[Records excerpted from a collection]
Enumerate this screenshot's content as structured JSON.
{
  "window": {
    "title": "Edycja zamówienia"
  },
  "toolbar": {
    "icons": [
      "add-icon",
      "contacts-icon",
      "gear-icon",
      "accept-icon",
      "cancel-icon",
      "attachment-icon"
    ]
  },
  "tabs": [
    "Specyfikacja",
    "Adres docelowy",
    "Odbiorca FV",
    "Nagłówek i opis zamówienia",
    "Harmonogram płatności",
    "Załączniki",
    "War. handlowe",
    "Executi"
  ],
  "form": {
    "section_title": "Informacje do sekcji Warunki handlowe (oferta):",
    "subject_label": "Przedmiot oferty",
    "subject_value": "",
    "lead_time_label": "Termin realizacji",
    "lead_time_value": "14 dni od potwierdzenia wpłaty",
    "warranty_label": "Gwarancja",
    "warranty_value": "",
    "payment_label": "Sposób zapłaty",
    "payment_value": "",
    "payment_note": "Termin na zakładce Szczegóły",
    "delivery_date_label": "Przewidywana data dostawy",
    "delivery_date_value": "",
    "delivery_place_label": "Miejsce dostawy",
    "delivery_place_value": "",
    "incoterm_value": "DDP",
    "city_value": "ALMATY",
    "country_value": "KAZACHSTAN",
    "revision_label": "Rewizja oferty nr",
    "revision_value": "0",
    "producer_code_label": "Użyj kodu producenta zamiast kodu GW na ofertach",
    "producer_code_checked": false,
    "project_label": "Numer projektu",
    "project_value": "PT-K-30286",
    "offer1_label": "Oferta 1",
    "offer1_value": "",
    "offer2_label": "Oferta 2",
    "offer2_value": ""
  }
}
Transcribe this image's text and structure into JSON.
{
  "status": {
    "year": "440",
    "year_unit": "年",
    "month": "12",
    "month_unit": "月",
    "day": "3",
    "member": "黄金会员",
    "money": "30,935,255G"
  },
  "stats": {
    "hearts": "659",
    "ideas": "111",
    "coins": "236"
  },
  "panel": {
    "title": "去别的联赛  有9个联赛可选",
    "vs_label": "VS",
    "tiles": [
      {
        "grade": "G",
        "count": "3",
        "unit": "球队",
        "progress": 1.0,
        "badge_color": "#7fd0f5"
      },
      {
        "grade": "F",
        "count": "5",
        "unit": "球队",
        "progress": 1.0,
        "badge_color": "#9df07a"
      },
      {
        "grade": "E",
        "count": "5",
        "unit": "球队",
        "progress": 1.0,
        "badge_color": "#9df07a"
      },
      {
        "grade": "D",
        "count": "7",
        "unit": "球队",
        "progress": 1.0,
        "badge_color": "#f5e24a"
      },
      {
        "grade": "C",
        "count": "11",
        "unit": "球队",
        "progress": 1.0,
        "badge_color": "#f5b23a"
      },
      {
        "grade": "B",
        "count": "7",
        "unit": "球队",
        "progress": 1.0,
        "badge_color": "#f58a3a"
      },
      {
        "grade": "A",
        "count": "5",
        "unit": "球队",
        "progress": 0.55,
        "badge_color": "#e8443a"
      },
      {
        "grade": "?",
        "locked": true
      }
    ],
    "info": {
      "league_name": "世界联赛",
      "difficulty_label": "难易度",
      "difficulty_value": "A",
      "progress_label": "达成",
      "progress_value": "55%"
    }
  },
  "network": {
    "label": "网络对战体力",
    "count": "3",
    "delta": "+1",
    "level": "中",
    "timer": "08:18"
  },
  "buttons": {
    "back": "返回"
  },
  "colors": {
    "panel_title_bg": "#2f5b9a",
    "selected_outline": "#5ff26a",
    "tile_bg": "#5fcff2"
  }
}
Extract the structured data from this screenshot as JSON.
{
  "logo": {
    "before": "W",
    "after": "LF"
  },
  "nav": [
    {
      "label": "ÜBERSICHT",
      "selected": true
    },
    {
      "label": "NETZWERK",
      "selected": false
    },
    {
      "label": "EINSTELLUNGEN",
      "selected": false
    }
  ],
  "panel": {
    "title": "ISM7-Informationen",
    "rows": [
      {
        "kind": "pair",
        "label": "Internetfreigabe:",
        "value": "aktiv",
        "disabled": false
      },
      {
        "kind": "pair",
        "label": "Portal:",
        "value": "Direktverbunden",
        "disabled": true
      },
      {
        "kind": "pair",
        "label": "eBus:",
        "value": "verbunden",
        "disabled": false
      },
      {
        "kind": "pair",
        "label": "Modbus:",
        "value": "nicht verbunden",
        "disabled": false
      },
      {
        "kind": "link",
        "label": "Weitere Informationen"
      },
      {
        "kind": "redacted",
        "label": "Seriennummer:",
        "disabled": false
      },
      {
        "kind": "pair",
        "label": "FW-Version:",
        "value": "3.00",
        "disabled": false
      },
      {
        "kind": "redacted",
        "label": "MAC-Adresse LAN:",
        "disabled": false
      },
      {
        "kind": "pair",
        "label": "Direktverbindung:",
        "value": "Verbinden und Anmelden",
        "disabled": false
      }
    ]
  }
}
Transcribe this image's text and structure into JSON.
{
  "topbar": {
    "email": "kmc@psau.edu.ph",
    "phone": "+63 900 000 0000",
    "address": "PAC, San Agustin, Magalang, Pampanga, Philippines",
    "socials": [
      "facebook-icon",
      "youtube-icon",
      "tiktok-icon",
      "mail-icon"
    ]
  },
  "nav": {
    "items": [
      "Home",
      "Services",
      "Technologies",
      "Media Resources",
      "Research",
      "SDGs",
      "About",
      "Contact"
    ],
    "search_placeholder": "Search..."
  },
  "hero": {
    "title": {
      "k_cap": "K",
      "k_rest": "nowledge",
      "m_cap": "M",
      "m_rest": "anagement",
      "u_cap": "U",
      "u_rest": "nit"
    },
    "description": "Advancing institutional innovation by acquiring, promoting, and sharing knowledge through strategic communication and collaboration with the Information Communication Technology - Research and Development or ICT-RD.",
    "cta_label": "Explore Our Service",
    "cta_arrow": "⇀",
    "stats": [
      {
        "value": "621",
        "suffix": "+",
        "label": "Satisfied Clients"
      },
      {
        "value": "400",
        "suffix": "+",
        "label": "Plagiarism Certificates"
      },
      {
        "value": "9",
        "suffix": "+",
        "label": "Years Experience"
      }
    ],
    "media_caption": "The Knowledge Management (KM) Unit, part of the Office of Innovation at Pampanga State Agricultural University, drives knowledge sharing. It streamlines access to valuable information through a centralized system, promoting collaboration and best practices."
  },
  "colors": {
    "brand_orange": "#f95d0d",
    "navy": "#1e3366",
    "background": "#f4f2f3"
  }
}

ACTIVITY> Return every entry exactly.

ANSWER BELOW>
Enumerate this screenshot's content as structured JSON.
{
  "window": {
    "title": "Edycja zamówienia"
  },
  "toolbar": {
    "icons": [
      "add-icon",
      "contacts-icon",
      "gear-icon",
      "accept-icon",
      "cancel-icon",
      "attachment-icon"
    ]
  },
  "tabs": [
    "Specyfikacja",
    "Adres docelowy",
    "Odbiorca FV",
    "Nagłówek i opis zamówienia",
    "Harmonogram płatności",
    "Załączniki",
    "War. handlowe",
    "Executi"
  ],
  "form": {
    "section_title": "Informacje do sekcji Warunki handlowe (oferta):",
    "subject_label": "Przedmiot oferty",
    "subject_value": "",
    "lead_time_label": "Termin realizacji",
    "lead_time_value": "14 dni od potwierdzenia wpłaty",
    "warranty_label": "Gwarancja",
    "warranty_value": "",
    "payment_label": "Sposób zapłaty",
    "payment_value": "",
    "payment_note": "Termin na zakładce Szczegóły",
    "delivery_date_label": "Przewidywana data dostawy",
    "delivery_date_value": "",
    "delivery_place_label": "Miejsce dostawy",
    "delivery_place_value": "",
    "incoterm_value": "DDP",
    "city_value": "ALMATY",
    "country_value": "KAZACHSTAN",
    "revision_label": "Rewizja oferty nr",
    "revision_value": "0",
    "producer_code_label": "Użyj kodu producenta zamiast kodu GW na ofertach",
    "producer_code_checked": false,
    "project_label": "Numer projektu",
    "project_value": "PT-K-30286",
    "offer1_label": "Oferta 1",
    "offer1_value": "",
    "offer2_label": "Oferta 2",
    "offer2_value": ""
  }
}
Transcribe this image's text and structure into JSON.
{
  "status": {
    "year": "440",
    "year_unit": "年",
    "month": "12",
    "month_unit": "月",
    "day": "3",
    "member": "黄金会员",
    "money": "30,935,255G"
  },
  "stats": {
    "hearts": "659",
    "ideas": "111",
    "coins": "236"
  },
  "panel": {
    "title": "去别的联赛  有9个联赛可选",
    "vs_label": "VS",
    "tiles": [
      {
        "grade": "G",
        "count": "3",
        "unit": "球队",
        "progress": 1.0,
        "badge_color": "#7fd0f5"
      },
      {
        "grade": "F",
        "count": "5",
        "unit": "球队",
        "progress": 1.0,
        "badge_color": "#9df07a"
      },
      {
        "grade": "E",
        "count": "5",
        "unit": "球队",
        "progress": 1.0,
        "badge_color": "#9df07a"
      },
      {
        "grade": "D",
        "count": "7",
        "unit": "球队",
        "progress": 1.0,
        "badge_color": "#f5e24a"
      },
      {
        "grade": "C",
        "count": "11",
        "unit": "球队",
        "progress": 1.0,
        "badge_color": "#f5b23a"
      },
      {
        "grade": "B",
        "count": "7",
        "unit": "球队",
        "progress": 1.0,
        "badge_color": "#f58a3a"
      },
      {
        "grade": "A",
        "count": "5",
        "unit": "球队",
        "progress": 0.55,
        "badge_color": "#e8443a"
      },
      {
        "grade": "?",
        "locked": true
      }
    ],
    "info": {
      "league_name": "世界联赛",
      "difficulty_label": "难易度",
      "difficulty_value": "A",
      "progress_label": "达成",
      "progress_value": "55%"
    }
  },
  "network": {
    "label": "网络对战体力",
    "count": "3",
    "delta": "+1",
    "level": "中",
    "timer": "08:18"
  },
  "buttons": {
    "back": "返回"
  },
  "colors": {
    "panel_title_bg": "#2f5b9a",
    "selected_outline": "#5ff26a",
    "tile_bg": "#5fcff2"
  }
}
Extract the structured data from this screenshot as JSON.
{
  "logo": {
    "before": "W",
    "after": "LF"
  },
  "nav": [
    {
      "label": "ÜBERSICHT",
      "selected": true
    },
    {
      "label": "NETZWERK",
      "selected": false
    },
    {
      "label": "EINSTELLUNGEN",
      "selected": false
    }
  ],
  "panel": {
    "title": "ISM7-Informationen",
    "rows": [
      {
        "kind": "pair",
        "label": "Internetfreigabe:",
        "value": "aktiv",
        "disabled": false
      },
      {
        "kind": "pair",
        "label": "Portal:",
        "value": "Direktverbunden",
        "disabled": true
      },
      {
        "kind": "pair",
        "label": "eBus:",
        "value": "verbunden",
        "disabled": false
      },
      {
        "kind": "pair",
        "label": "Modbus:",
        "value": "nicht verbunden",
        "disabled": false
      },
      {
        "kind": "link",
        "label": "Weitere Informationen"
      },
      {
        "kind": "redacted",
        "label": "Seriennummer:",
        "disabled": false
      },
      {
        "kind": "pair",
        "label": "FW-Version:",
        "value": "3.00",
        "disabled": false
      },
      {
        "kind": "redacted",
        "label": "MAC-Adresse LAN:",
        "disabled": false
      },
      {
        "kind": "pair",
        "label": "Direktverbindung:",
        "value": "Verbinden und Anmelden",
        "disabled": false
      }
    ]
  }
}
Transcribe this image's text and structure into JSON.
{
  "topbar": {
    "email": "kmc@psau.edu.ph",
    "phone": "+63 900 000 0000",
    "address": "PAC, San Agustin, Magalang, Pampanga, Philippines",
    "socials": [
      "facebook-icon",
      "youtube-icon",
      "tiktok-icon",
      "mail-icon"
    ]
  },
  "nav": {
    "items": [
      "Home",
      "Services",
      "Technologies",
      "Media Resources",
      "Research",
      "SDGs",
      "About",
      "Contact"
    ],
    "search_placeholder": "Search..."
  },
  "hero": {
    "title": {
      "k_cap": "K",
      "k_rest": "nowledge",
      "m_cap": "M",
      "m_rest": "anagement",
      "u_cap": "U",
      "u_rest": "nit"
    },
    "description": "Advancing institutional innovation by acquiring, promoting, and sharing knowledge through strategic communication and collaboration with the Information Communication Technology - Research and Development or ICT-RD.",
    "cta_label": "Explore Our Service",
    "cta_arrow": "⇀",
    "stats": [
      {
        "value": "621",
        "suffix": "+",
        "label": "Satisfied Clients"
      },
      {
        "value": "400",
        "suffix": "+",
        "label": "Plagiarism Certificates"
      },
      {
        "value": "9",
        "suffix": "+",
        "label": "Years Experience"
      }
    ],
    "media_caption": "The Knowledge Management (KM) Unit, part of the Office of Innovation at Pampanga State Agricultural University, drives knowledge sharing. It streamlines access to valuable information through a centralized system, promoting collaboration and best practices."
  },
  "colors": {
    "brand_orange": "#f95d0d",
    "navy": "#1e3366",
    "background": "#f4f2f3"
  }
}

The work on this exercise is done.